Hawkins proposes switching spring and summer breaks

By on Monday, February 22nd, 2021 in Columbia Basin News More Top Stories

OLYMPIA – Washington Sen. Brad Hawkins (R-East Wenatchee) is urging school districts throughout the state to preserve what’s left of the current 180-day school year by switching spring and summer breaks.

Hawkins, the ranking Republican on the Senate Education Committee, said that with very few school districts back to normal operations, he believes they should change their one-week spring break with their 10 to 12 week summer break.

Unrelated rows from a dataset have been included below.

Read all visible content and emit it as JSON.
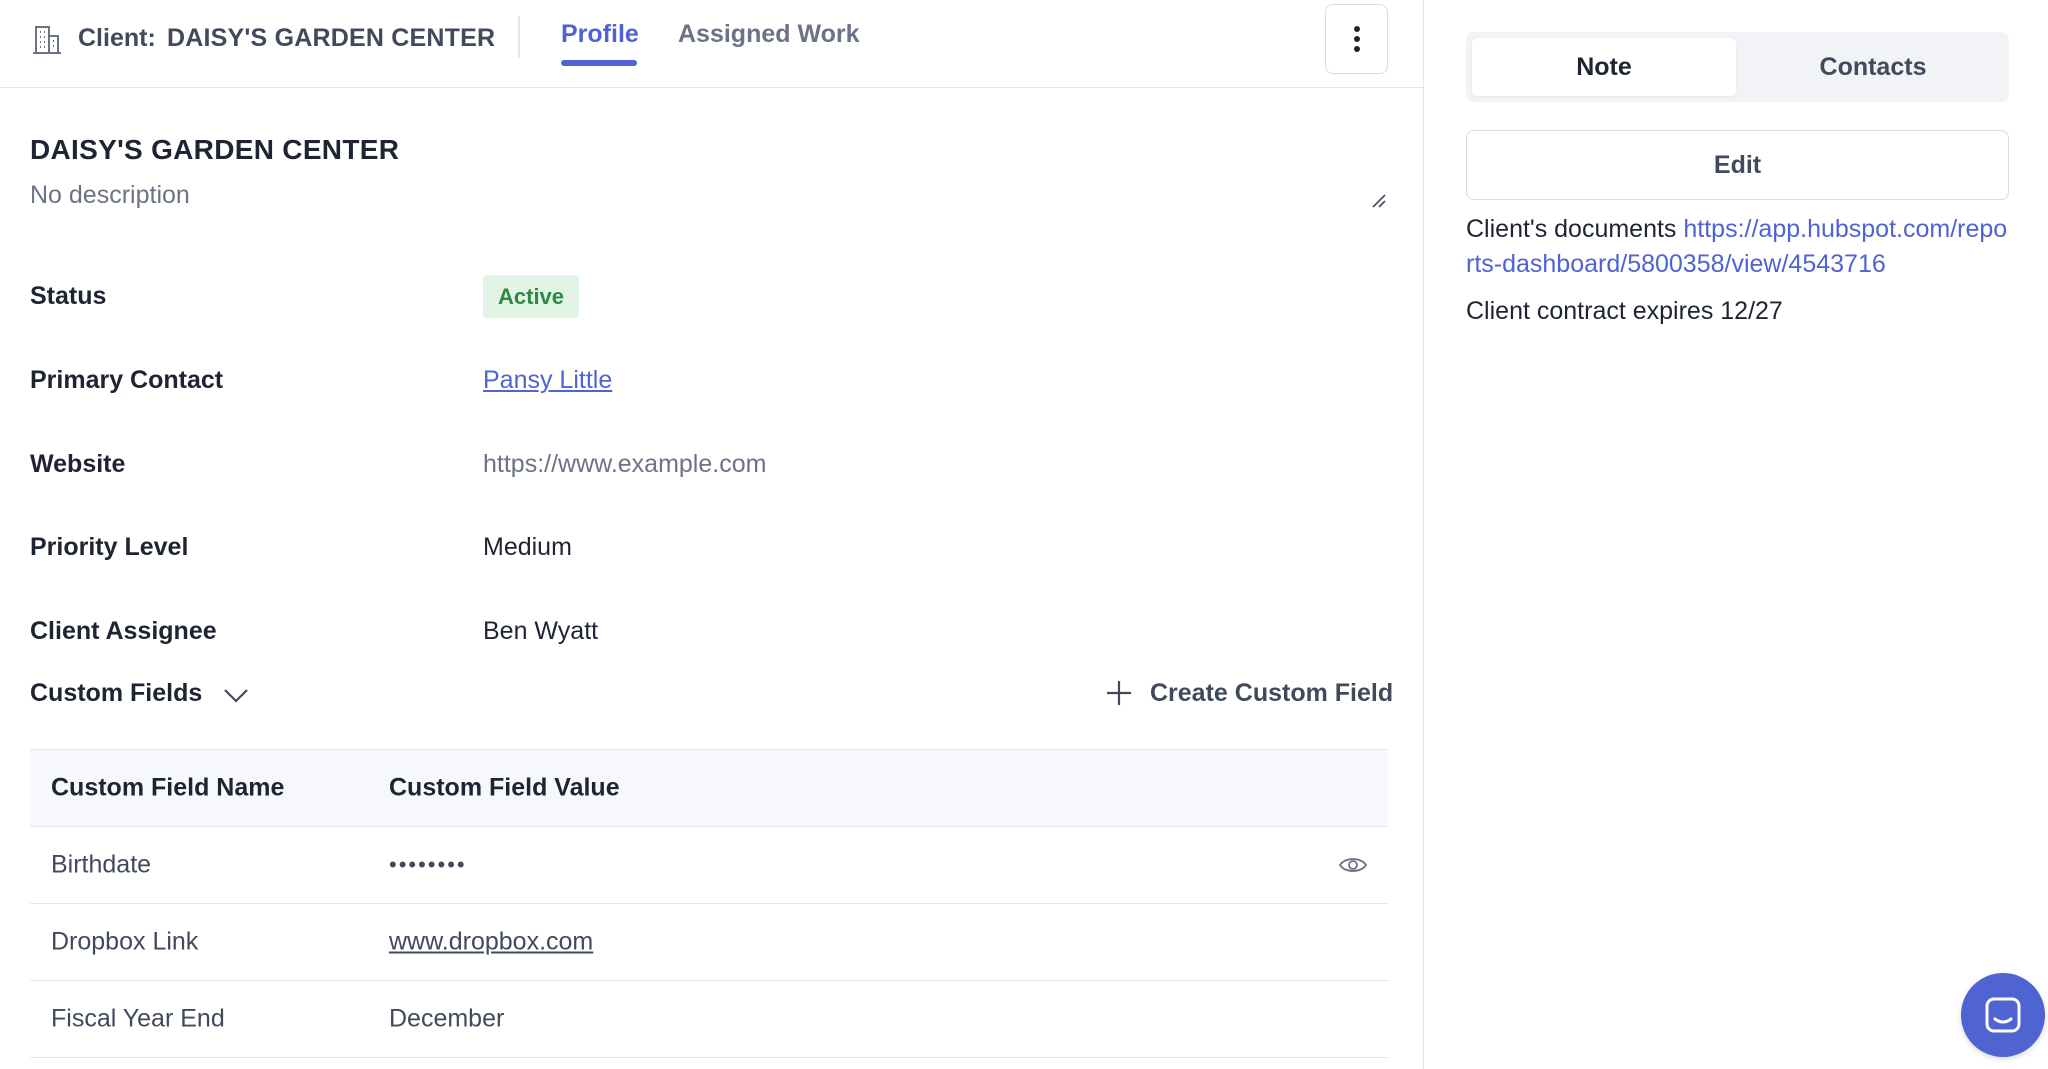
{
  "header": {
    "client_prefix": "Client:",
    "client_name": "DAISY'S GARDEN CENTER",
    "tabs": [
      {
        "label": "Profile",
        "active": true
      },
      {
        "label": "Assigned Work",
        "active": false
      }
    ]
  },
  "profile": {
    "title": "DAISY'S GARDEN CENTER",
    "description": "No description",
    "fields": {
      "status": {
        "label": "Status",
        "value": "Active"
      },
      "primary_contact": {
        "label": "Primary Contact",
        "value": "Pansy Little"
      },
      "website": {
        "label": "Website",
        "value": "https://www.example.com"
      },
      "priority": {
        "label": "Priority Level",
        "value": "Medium"
      },
      "assignee": {
        "label": "Client Assignee",
        "value": "Ben Wyatt"
      }
    }
  },
  "custom_fields": {
    "title": "Custom Fields",
    "create_label": "Create Custom Field",
    "columns": [
      "Custom Field Name",
      "Custom Field Value"
    ],
    "rows": [
      {
        "name": "Birthdate",
        "value": "••••••••"
      },
      {
        "name": "Dropbox Link",
        "value": "www.dropbox.com"
      },
      {
        "name": "Fiscal Year End",
        "value": "December"
      }
    ]
  },
  "side": {
    "tabs": [
      "Note",
      "Contacts"
    ],
    "edit_label": "Edit",
    "note_line1_text": "Client's documents ",
    "note_line1_link": "https://app.hubspot.com/reports-dashboard/5800358/view/4543716",
    "note_line2": "Client contract expires 12/27"
  },
  "colors": {
    "accent": "#4f63d2",
    "status_bg": "#e2f4e4",
    "status_fg": "#2e8a42"
  }
}
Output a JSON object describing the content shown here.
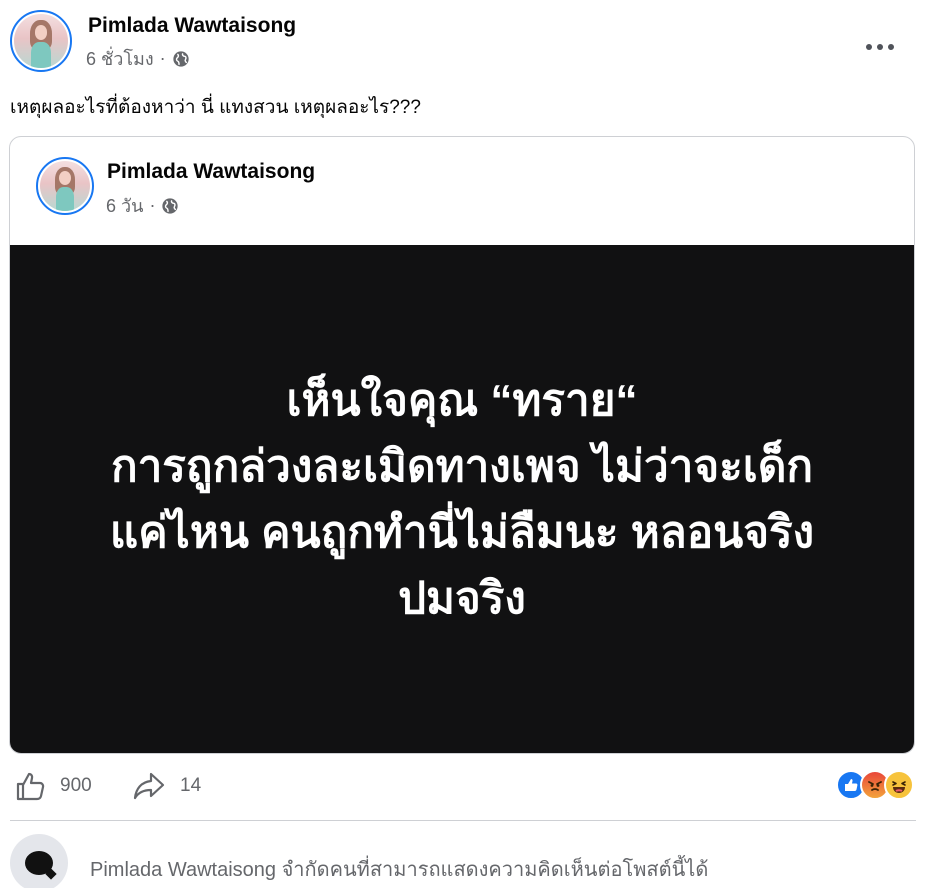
{
  "post": {
    "author": "Pimlada Wawtaisong",
    "time": "6 ชั่วโมง",
    "separator": "·",
    "privacy_icon": "globe-icon",
    "more_icon": "more-horizontal-icon",
    "text": "เหตุผลอะไรที่ต้องหาว่า นี่ แทงสวน เหตุผลอะไร???"
  },
  "shared_post": {
    "author": "Pimlada Wawtaisong",
    "time": "6 วัน",
    "separator": "·",
    "privacy_icon": "globe-icon",
    "image_text_lines": [
      "เห็นใจคุณ “ทราย“",
      "การถูกล่วงละเมิดทางเพจ ไม่ว่าจะเด็ก",
      "แค่ไหน คนถูกทำนี่ไม่ลืมนะ หลอนจริง",
      "ปมจริง"
    ]
  },
  "actions": {
    "like_icon": "like-icon",
    "like_count": "900",
    "share_icon": "share-icon",
    "share_count": "14",
    "reactions": [
      "like-reaction-icon",
      "angry-reaction-icon",
      "haha-reaction-icon"
    ]
  },
  "comments": {
    "restriction_text": "Pimlada Wawtaisong จำกัดคนที่สามารถแสดงความคิดเห็นต่อโพสต์นี้ได้"
  },
  "colors": {
    "accent": "#1877f2",
    "secondary_text": "#65676b",
    "image_bg": "#111112",
    "angry": "#f06a2a",
    "haha": "#f7c33c"
  }
}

He said that would allow districts to move on to full in-person summer instruction prior to a 2021-22 school year that he hopes will be normal.

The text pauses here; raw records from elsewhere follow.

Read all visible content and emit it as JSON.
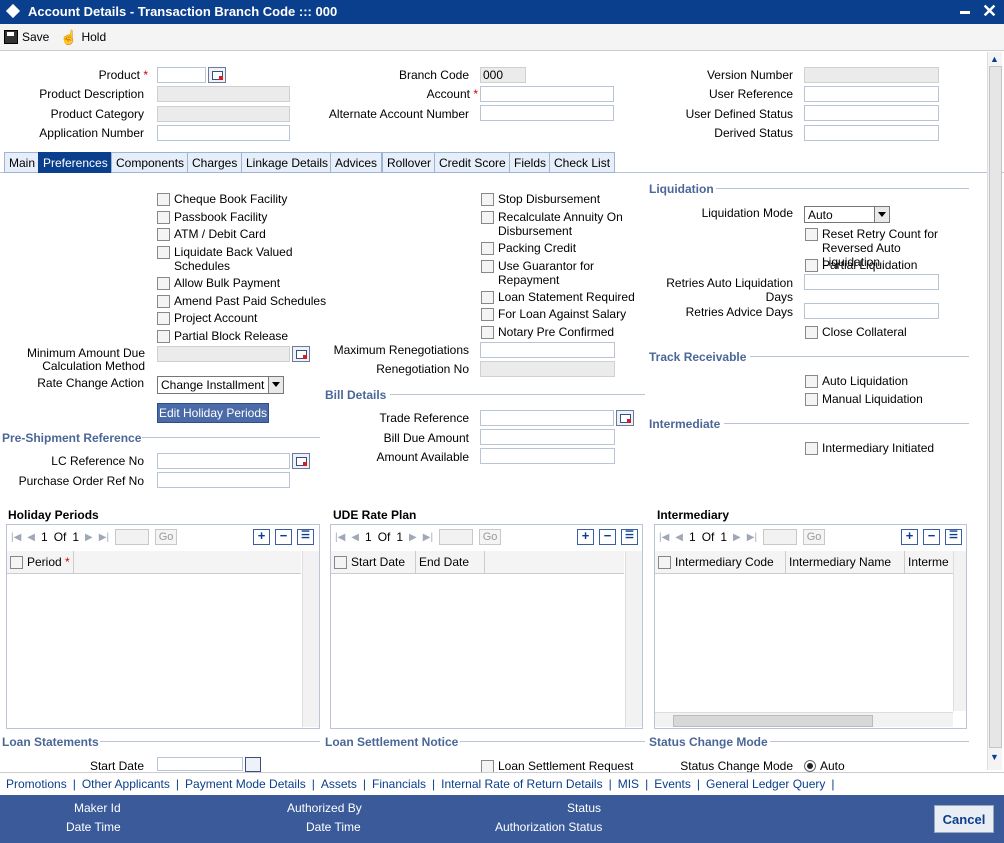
{
  "window": {
    "title": "Account Details - Transaction Branch Code ::: 000"
  },
  "toolbar": {
    "save": "Save",
    "hold": "Hold"
  },
  "header": {
    "product": "Product",
    "product_description": "Product Description",
    "product_category": "Product Category",
    "application_number": "Application Number",
    "branch_code": "Branch Code",
    "branch_code_value": "000",
    "account": "Account",
    "alternate_account_number": "Alternate Account Number",
    "version_number": "Version Number",
    "user_reference": "User Reference",
    "user_defined_status": "User Defined Status",
    "derived_status": "Derived Status",
    "required_mark": "*"
  },
  "tabs": [
    "Main",
    "Preferences",
    "Components",
    "Charges",
    "Linkage Details",
    "Advices",
    "Rollover",
    "Credit Score",
    "Fields",
    "Check List"
  ],
  "prefs": {
    "left_checks": [
      "Cheque Book Facility",
      "Passbook Facility",
      "ATM / Debit Card",
      "Liquidate Back Valued Schedules",
      "Allow Bulk Payment",
      "Amend Past Paid Schedules",
      "Project Account",
      "Partial Block Release"
    ],
    "min_amount_due": "Minimum Amount Due Calculation Method",
    "rate_change_action": "Rate Change Action",
    "rate_change_value": "Change Installment",
    "edit_holiday": "Edit Holiday Periods",
    "mid_checks": [
      "Stop Disbursement",
      "Recalculate Annuity On Disbursement",
      "Packing Credit",
      "Use Guarantor for Repayment",
      "Loan Statement Required",
      "For Loan Against Salary",
      "Notary Pre Confirmed"
    ],
    "max_renegotiations": "Maximum Renegotiations",
    "renegotiation_no": "Renegotiation No"
  },
  "liquidation": {
    "title": "Liquidation",
    "mode_label": "Liquidation Mode",
    "mode_value": "Auto",
    "reset_retry": "Reset Retry Count for Reversed Auto Liquidation",
    "partial": "Partial Liquidation",
    "retries_days": "Retries Auto Liquidation Days",
    "retries_advice": "Retries Advice Days",
    "close_collateral": "Close Collateral"
  },
  "track": {
    "title": "Track Receivable",
    "auto": "Auto Liquidation",
    "manual": "Manual Liquidation"
  },
  "intermediate": {
    "title": "Intermediate",
    "initiated": "Intermediary Initiated"
  },
  "bill": {
    "title": "Bill Details",
    "trade_reference": "Trade Reference",
    "bill_due": "Bill Due Amount",
    "amount_available": "Amount Available"
  },
  "preship": {
    "title": "Pre-Shipment Reference",
    "lc_ref": "LC Reference No",
    "po_ref": "Purchase Order Ref No"
  },
  "grids": {
    "holiday": {
      "title": "Holiday Periods",
      "page": "1",
      "of": "Of",
      "total": "1",
      "go": "Go",
      "cols": [
        "Period"
      ]
    },
    "ude": {
      "title": "UDE Rate Plan",
      "page": "1",
      "of": "Of",
      "total": "1",
      "go": "Go",
      "cols": [
        "Start Date",
        "End Date"
      ]
    },
    "intermediary": {
      "title": "Intermediary",
      "page": "1",
      "of": "Of",
      "total": "1",
      "go": "Go",
      "cols": [
        "Intermediary Code",
        "Intermediary Name",
        "Interme"
      ]
    }
  },
  "lower": {
    "loan_statements": "Loan Statements",
    "start_date": "Start Date",
    "loan_settlement_notice": "Loan Settlement Notice",
    "loan_settlement_request": "Loan Settlement Request",
    "status_change_mode": "Status Change Mode",
    "status_change_mode_label": "Status Change Mode",
    "status_change_value": "Auto"
  },
  "links": [
    "Promotions",
    "Other Applicants",
    "Payment Mode Details",
    "Assets",
    "Financials",
    "Internal Rate of Return Details",
    "MIS",
    "Events",
    "General Ledger Query"
  ],
  "link_separator": "|",
  "footer": {
    "maker_id": "Maker Id",
    "date_time": "Date Time",
    "authorized_by": "Authorized By",
    "status": "Status",
    "authorization_status": "Authorization Status",
    "cancel": "Cancel"
  },
  "colors": {
    "title_bar": "#0a3f8d",
    "footer": "#3b5a99",
    "section": "#4b6797"
  }
}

“I am a big proponent of reimagining the school calendar in the long term, especially as our state prepares to pull out of this pandemic,” he said. This year is unique and also presents an opportunity for us to thin differently.”

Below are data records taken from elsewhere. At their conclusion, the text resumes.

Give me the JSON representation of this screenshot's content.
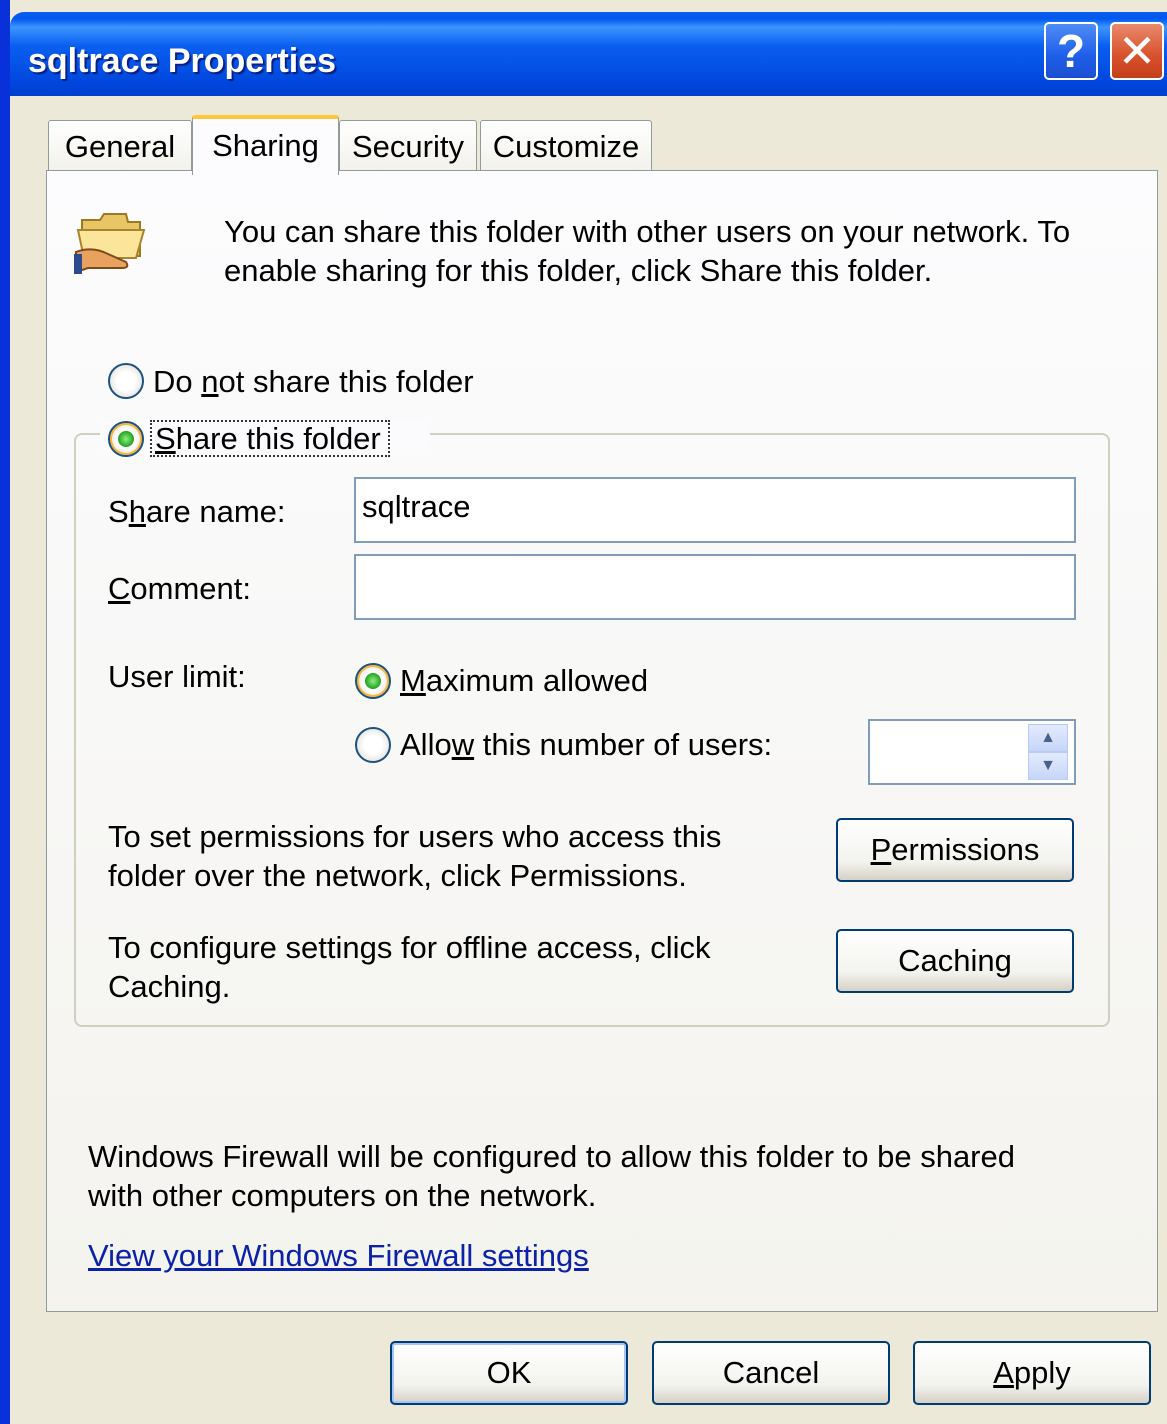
{
  "window": {
    "title": "sqltrace Properties",
    "help_label": "?",
    "close_label": "✕"
  },
  "tabs": [
    {
      "label": "General"
    },
    {
      "label": "Sharing"
    },
    {
      "label": "Security"
    },
    {
      "label": "Customize"
    }
  ],
  "intro": {
    "icon": "shared-folder-icon",
    "text_line1": "You can share this folder with other users on your network.  To",
    "text_line2": "enable sharing for this folder, click Share this folder."
  },
  "sharing": {
    "do_not_share": {
      "pre": "Do ",
      "accel": "n",
      "post": "ot share this folder",
      "selected": false
    },
    "share": {
      "accel": "S",
      "post": "hare this folder",
      "selected": true
    },
    "share_name_label": {
      "pre": "S",
      "accel": "h",
      "post": "are name:"
    },
    "share_name_value": "sqltrace",
    "comment_label": {
      "accel": "C",
      "post": "omment:"
    },
    "comment_value": "",
    "user_limit_label": "User limit:",
    "max_allowed": {
      "accel": "M",
      "post": "aximum allowed",
      "selected": true
    },
    "allow_number": {
      "pre": "Allo",
      "accel": "w",
      "post": " this number of users:",
      "selected": false
    },
    "user_count_value": "",
    "permissions_text_line1": "To set permissions for users who access this",
    "permissions_text_line2": "folder over the network, click Permissions.",
    "permissions_button": {
      "accel": "P",
      "post": "ermissions"
    },
    "caching_text_line1": "To configure settings for offline access, click",
    "caching_text_line2": "Caching.",
    "caching_button": {
      "pre": "Cachin",
      "accel": "g"
    }
  },
  "firewall": {
    "text_line1": "Windows Firewall will be configured to allow this folder to be shared",
    "text_line2": "with other computers on the network.",
    "link": "View your Windows Firewall settings"
  },
  "buttons": {
    "ok": "OK",
    "cancel": "Cancel",
    "apply": {
      "accel": "A",
      "post": "pply"
    }
  },
  "colors": {
    "titlebar": "#0058ee",
    "dialog": "#ece9d8",
    "link": "#0b21a8",
    "tab_highlight": "#ffc83c"
  }
}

In addition to being on the Senate’s Early Learning and K-12 Education Committee, Hawkins is a former school board member and the father of two public school students.

Hawkins said with the swap, school staff will be vaccinated, COVID rates will likely have fallen, and all districts could offer full in-person instruction. In addition he said that will give the districts plenty of time to prepare for summer instruction.

“The state provides districts full flexibility on how they spread their 180 instruction days,” Hawkins said. “Most school districts would agree that in-person instruction is ideal. With the state taking so long for school employee vaccinations and few districts (are) seemingly eager to resume their full operations, it makes sense to me to cut those losses, swap those breaks, and move ahead.”

Hawkins acknowledged that a mid-year school calendar change is not without challenges, including gaining support from unions and local bargaining groups. He said some of the funds allocated for K-12 education assistance due to COVID-19 could offset those challenges.

“We need to figure something out,” Hawkins said. “Our students and families deserve it.”